Task details:
Strip the pictures and reproduce the rest of the listing exactly.
<<<<
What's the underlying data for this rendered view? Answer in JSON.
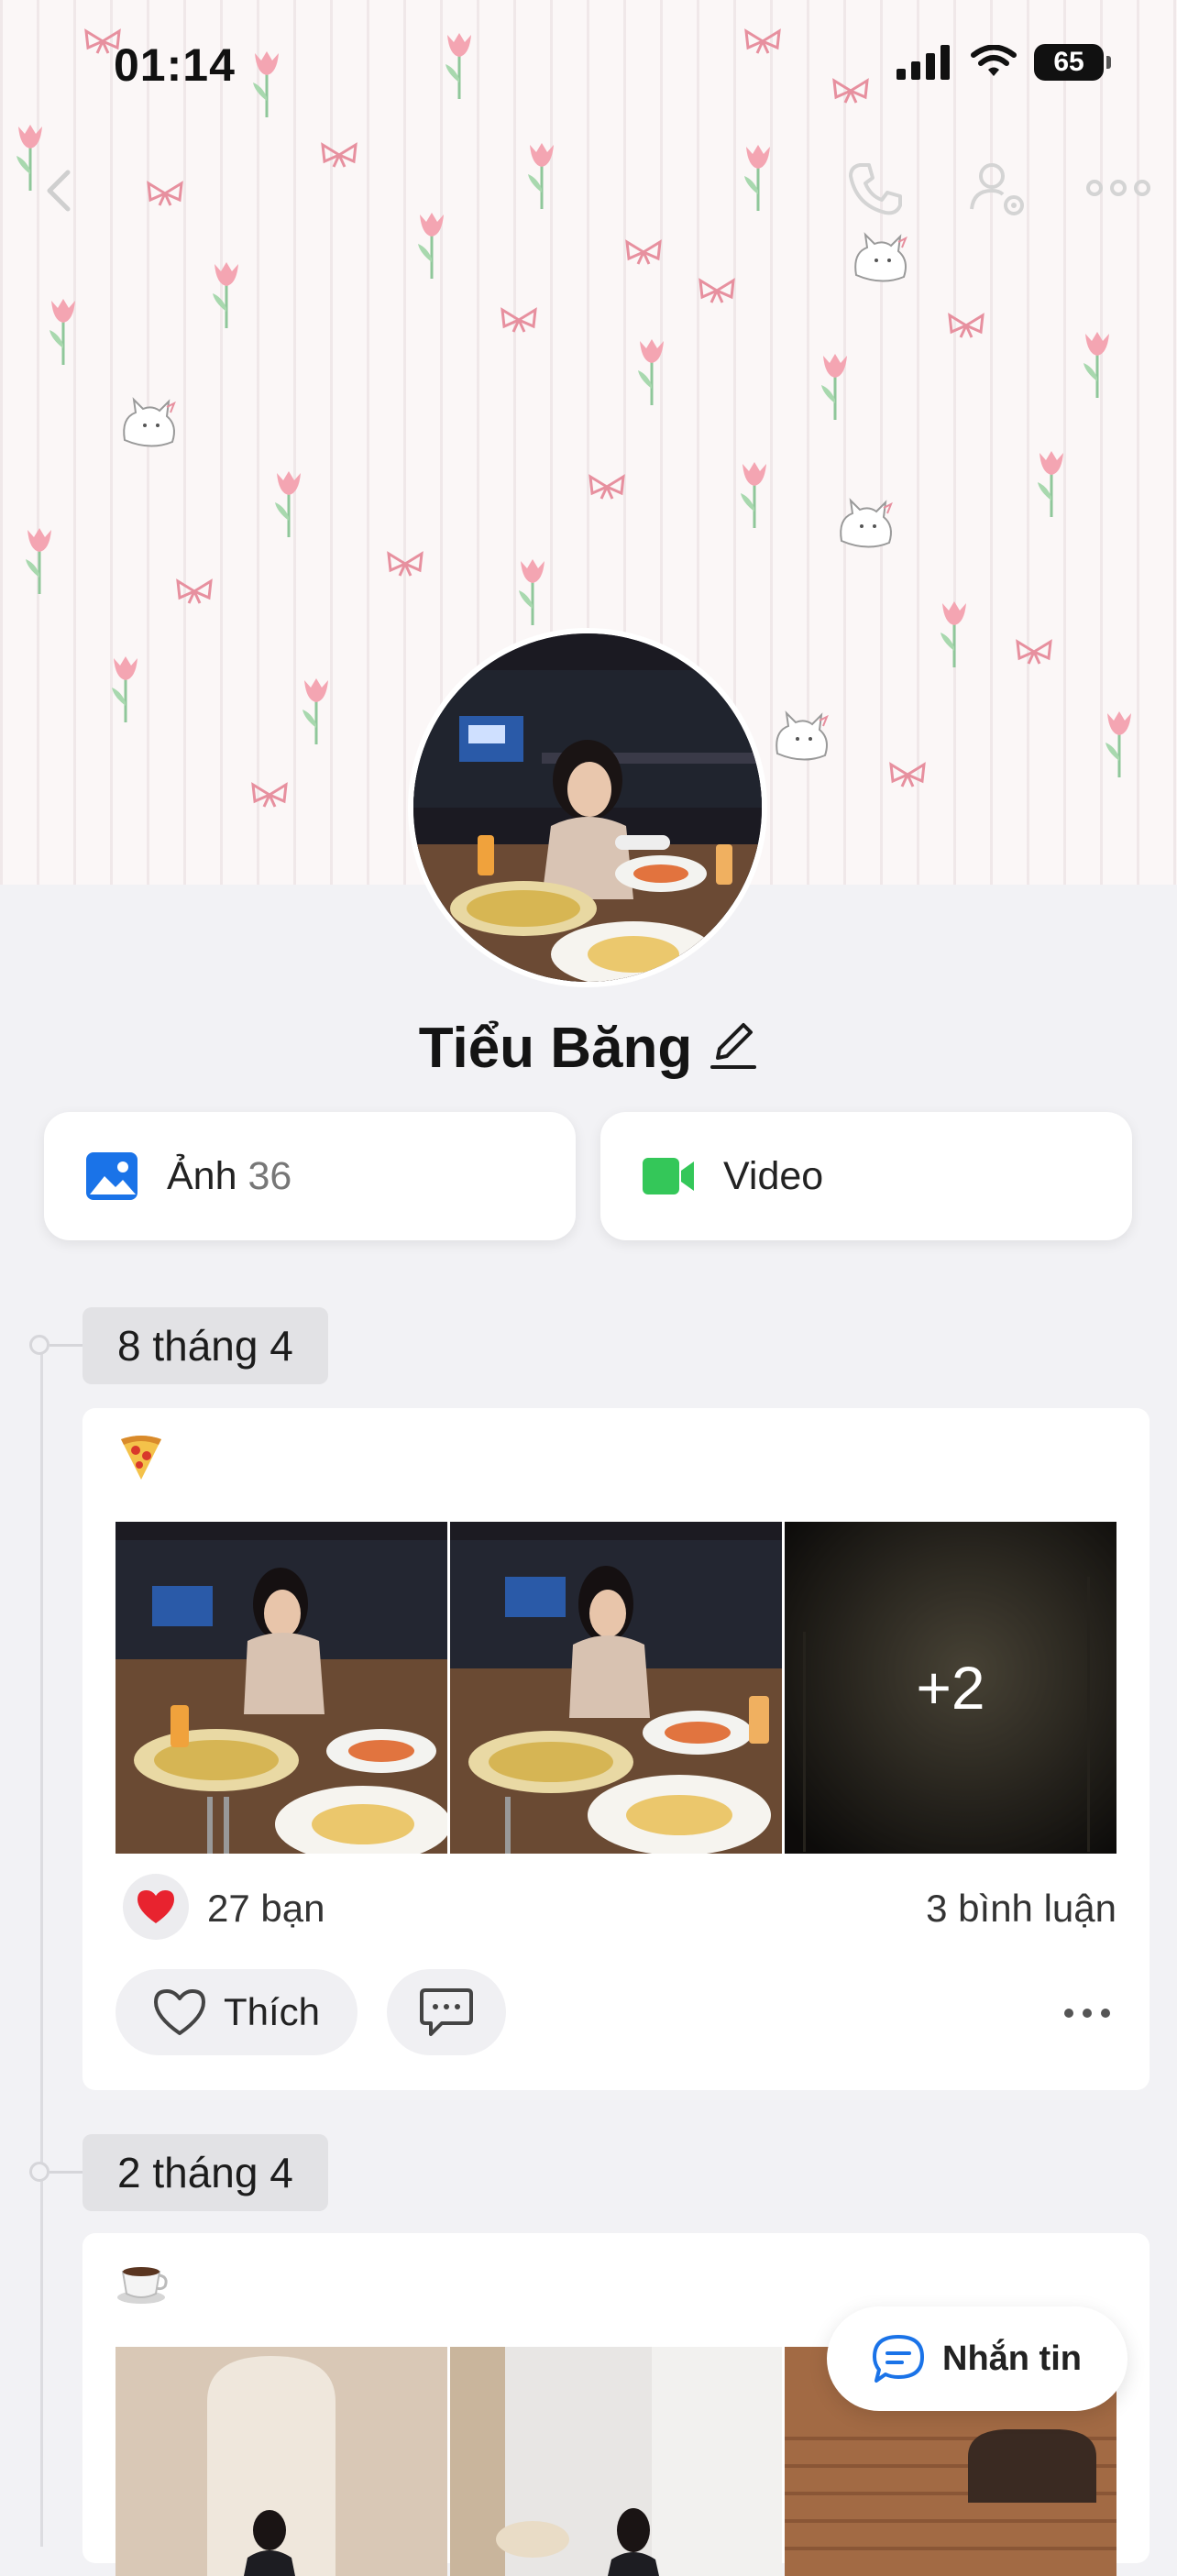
{
  "status_bar": {
    "time": "01:14",
    "battery": "65"
  },
  "profile": {
    "name": "Tiểu Băng"
  },
  "media_buttons": [
    {
      "label": "Ảnh",
      "count": "36",
      "icon": "photo-icon"
    },
    {
      "label": "Video",
      "icon": "video-icon"
    }
  ],
  "posts": [
    {
      "date": "8 tháng 4",
      "emoji": "🍕",
      "more_photos": "+2",
      "reactions": "27 bạn",
      "comments": "3 bình luận",
      "like_label": "Thích"
    },
    {
      "date": "2 tháng 4",
      "emoji": "☕"
    }
  ],
  "message_button": {
    "label": "Nhắn tin"
  },
  "colors": {
    "accent_blue": "#1a73e8",
    "video_green": "#34c759",
    "heart_red": "#e8232f"
  }
}
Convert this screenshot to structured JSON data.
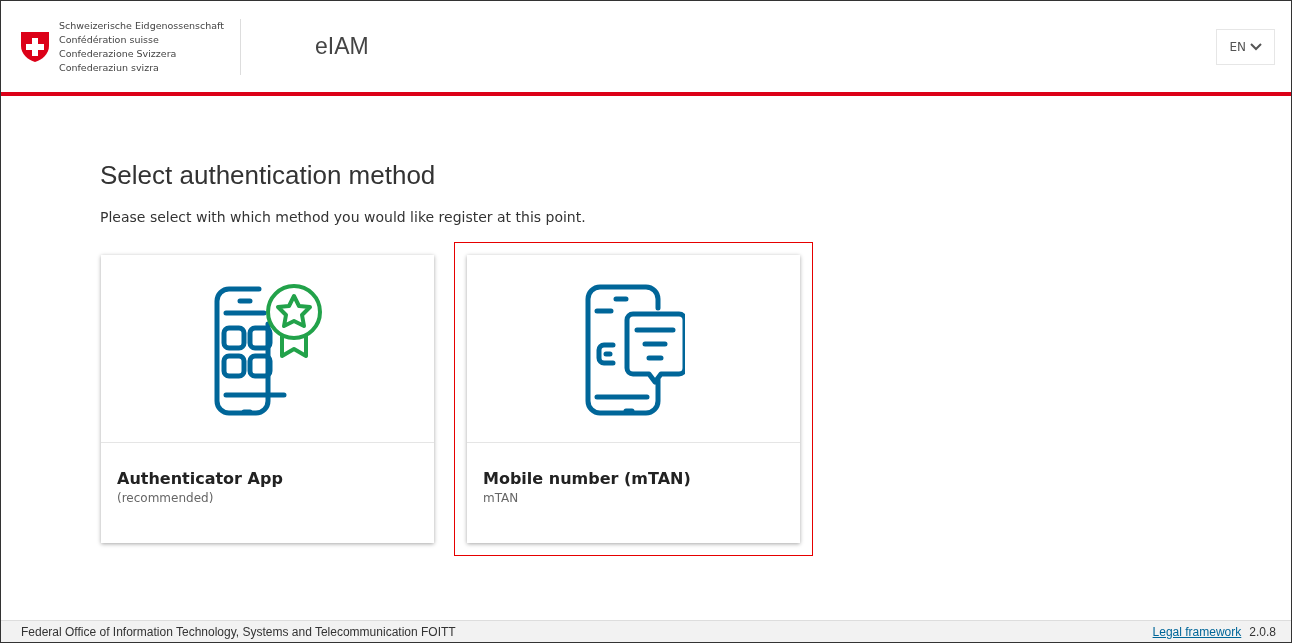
{
  "header": {
    "federation_names": [
      "Schweizerische Eidgenossenschaft",
      "Confédération suisse",
      "Confederazione Svizzera",
      "Confederaziun svizra"
    ],
    "app_name": "eIAM",
    "language": "EN"
  },
  "page": {
    "title": "Select authentication method",
    "description": "Please select with which method you would like register at this point."
  },
  "methods": [
    {
      "kind": "app",
      "title": "Authenticator App",
      "subtitle": "(recommended)",
      "selected": false
    },
    {
      "kind": "sms",
      "title": "Mobile number (mTAN)",
      "subtitle": "mTAN",
      "selected": true
    }
  ],
  "footer": {
    "office": "Federal Office of Information Technology, Systems and Telecommunication FOITT",
    "link": "Legal framework",
    "version": "2.0.8"
  }
}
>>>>
Expected answer:
What's the underlying data for this rendered view? Answer in JSON.
{
  "status_bar": {
    "time": "01:14",
    "battery": "65"
  },
  "profile": {
    "name": "Tiểu Băng"
  },
  "media_buttons": [
    {
      "label": "Ảnh",
      "count": "36",
      "icon": "photo-icon"
    },
    {
      "label": "Video",
      "icon": "video-icon"
    }
  ],
  "posts": [
    {
      "date": "8 tháng 4",
      "emoji": "🍕",
      "more_photos": "+2",
      "reactions": "27 bạn",
      "comments": "3 bình luận",
      "like_label": "Thích"
    },
    {
      "date": "2 tháng 4",
      "emoji": "☕"
    }
  ],
  "message_button": {
    "label": "Nhắn tin"
  },
  "colors": {
    "accent_blue": "#1a73e8",
    "video_green": "#34c759",
    "heart_red": "#e8232f"
  }
}
Convert this screenshot to structured JSON data.
{
  "header": {
    "federation_names": [
      "Schweizerische Eidgenossenschaft",
      "Confédération suisse",
      "Confederazione Svizzera",
      "Confederaziun svizra"
    ],
    "app_name": "eIAM",
    "language": "EN"
  },
  "page": {
    "title": "Select authentication method",
    "description": "Please select with which method you would like register at this point."
  },
  "methods": [
    {
      "kind": "app",
      "title": "Authenticator App",
      "subtitle": "(recommended)",
      "selected": false
    },
    {
      "kind": "sms",
      "title": "Mobile number (mTAN)",
      "subtitle": "mTAN",
      "selected": true
    }
  ],
  "footer": {
    "office": "Federal Office of Information Technology, Systems and Telecommunication FOITT",
    "link": "Legal framework",
    "version": "2.0.8"
  }
}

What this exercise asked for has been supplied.